Alley Cat Allies works to educate decisionmakers and communities about policies that save cats and benefit the community. We’re helping communities abolish dangerous laws and pass humane ordinances with progressive language that protects cats.
Both local ordinances and state or regional laws have profound impacts on cats, and on the people caring for them. Alley Cat Allies advocates for lifesaving legislation at every level of government.
How do I know the laws in my area? How do I make them better? Alley Cat Allies can help you locate your local ordinances and state or regional laws, and make recommendations on what changes would protect cats. Follow the steps in our Advocacy Toolkit and see our guide to model ordinances.
Don’t be afraid to speak up! Talk to your legislators to let them know cats and animal shelters with nonlethal, evidence-based policies for animals are important to you.
Local Laws and Ordinances
The first step toward advocating for cats is to understand your local laws, such as local animal control ordinances, which are part of a city and/or county code. These ordinances often include sections on animal cruelty, ownership, at-large regulations, mandatory spay/neuter, and cat licensing. For community cats, the inclusion or omission of just a few words in these laws can be the difference between life and death. Many local laws are punitive. We seek to change them into positive laws that save animals and meet the needs of cats, caregivers, owners, and the community at large.
Alley Cat Allies’ ongoing survey of cities and counties reveals that by January 2017, more than 600 local governments have implemented TNR ordinances and policies. From 2003 to 2013 the number increased tenfold, and that number continues to increase, showing that communities are embracing the humane, effective approach to community cats.
States provide the framework that local governments must keep in mind when crafting ordinances. Some states have laws that govern animal shelters, although many have little or no shelter registration, recordkeeping, or reporting requirements.
State laws also include animal cruelty and abandonment language. In some cases, these laws can affect how cities and counties can participate in Trap-Neuter-Return.

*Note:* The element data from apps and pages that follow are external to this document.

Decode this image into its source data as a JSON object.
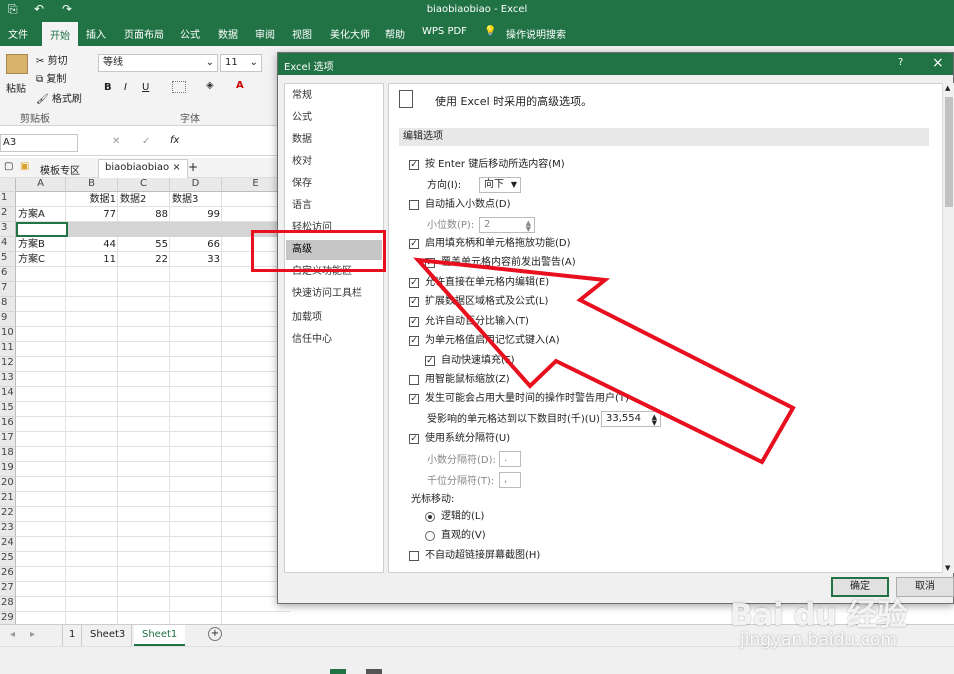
{
  "excel": {
    "window_title": "biaobiaobiao - Excel",
    "tabs": [
      "文件",
      "开始",
      "插入",
      "页面布局",
      "公式",
      "数据",
      "审阅",
      "视图",
      "美化大师",
      "帮助",
      "WPS PDF"
    ],
    "tell_me": "操作说明搜索",
    "ribbon": {
      "paste": "粘贴",
      "cut": "剪切",
      "copy": "复制",
      "format_painter": "格式刷",
      "clipboard_group": "剪贴板",
      "font_name": "等线",
      "font_size": "11",
      "font_group": "字体",
      "bold": "B",
      "italic": "I",
      "underline": "U",
      "font_color": "A"
    },
    "name_box": "A3",
    "fx": "fx",
    "doc_tabs": [
      "模板专区",
      "biaobiaobiao"
    ],
    "columns": [
      "A",
      "B",
      "C",
      "D",
      "E"
    ],
    "rows": [
      "1",
      "2",
      "3",
      "4",
      "5",
      "6",
      "7",
      "8",
      "9",
      "10",
      "11",
      "12",
      "13",
      "14",
      "15",
      "16",
      "17",
      "18",
      "19",
      "20",
      "21",
      "22",
      "23",
      "24",
      "25",
      "26",
      "27",
      "28",
      "29"
    ],
    "cells": {
      "b1": "数据1",
      "c1": "数据2",
      "d1": "数据3",
      "a2": "方案A",
      "b2": "77",
      "c2": "88",
      "d2": "99",
      "a4": "方案B",
      "b4": "44",
      "c4": "55",
      "d4": "66",
      "a5": "方案C",
      "b5": "11",
      "c5": "22",
      "d5": "33"
    },
    "sheet_tabs": [
      "Sheet3",
      "Sheet1"
    ],
    "sheet_index": "1"
  },
  "dialog": {
    "title": "Excel 选项",
    "help": "?",
    "close": "×",
    "nav": [
      "常规",
      "公式",
      "数据",
      "校对",
      "保存",
      "语言",
      "轻松访问",
      "高级",
      "自定义功能区",
      "快速访问工具栏",
      "加载项",
      "信任中心"
    ],
    "selected_nav": "高级",
    "header": "使用 Excel 时采用的高级选项。",
    "section_edit": "编辑选项",
    "options": {
      "enter_move": "按 Enter 键后移动所选内容(M)",
      "direction_label": "方向(I):",
      "direction_value": "向下",
      "auto_decimal": "自动插入小数点(D)",
      "decimal_places_label": "小位数(P):",
      "decimal_places_value": "2",
      "fill_handle": "启用填充柄和单元格拖放功能(D)",
      "overwrite_alert": "覆盖单元格内容前发出警告(A)",
      "edit_in_cell": "允许直接在单元格内编辑(E)",
      "extend_formats": "扩展数据区域格式及公式(L)",
      "auto_percent": "允许自动百分比输入(T)",
      "autocomplete": "为单元格值启用记忆式键入(A)",
      "flash_fill": "自动快速填充(F)",
      "intellimouse_zoom": "用智能鼠标缩放(Z)",
      "alert_slow": "发生可能会占用大量时间的操作时警告用户(T)",
      "cells_affected_label": "受影响的单元格达到以下数目时(千)(U):",
      "cells_affected_value": "33,554",
      "system_separators": "使用系统分隔符(U)",
      "decimal_sep_label": "小数分隔符(D):",
      "decimal_sep_value": ".",
      "thousands_sep_label": "千位分隔符(T):",
      "thousands_sep_value": ",",
      "cursor_movement": "光标移动:",
      "logical": "逻辑的(L)",
      "visual": "直观的(V)",
      "no_hyperlink_screenshot": "不自动超链接屏幕截图(H)"
    },
    "ok": "确定",
    "cancel": "取消"
  },
  "annotation_color": "#e8101e",
  "watermark": {
    "brand": "Bai du 经验",
    "url": "jingyan.baidu.com"
  }
}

Some states have a state-level spay/neuter fund; in a few instances, these funds can be used for community cats.
- Dangerous Bill for Cats Passes Missouri Senate–Stop it in the House
- Alley Cat Allies and Local Advocates Convince Cedarville, OH, to Table Dangerous Proposal for Cats
- Our Petition and Legal Brief to Texas Attorney General: TNR is NOT Abandonment
- Letter to US House Natural Resources Committee Chair in Support of the Big Cat Public Safety Act
- Ravenswood Council Should Reject Proposed Anti-Cat Ordinance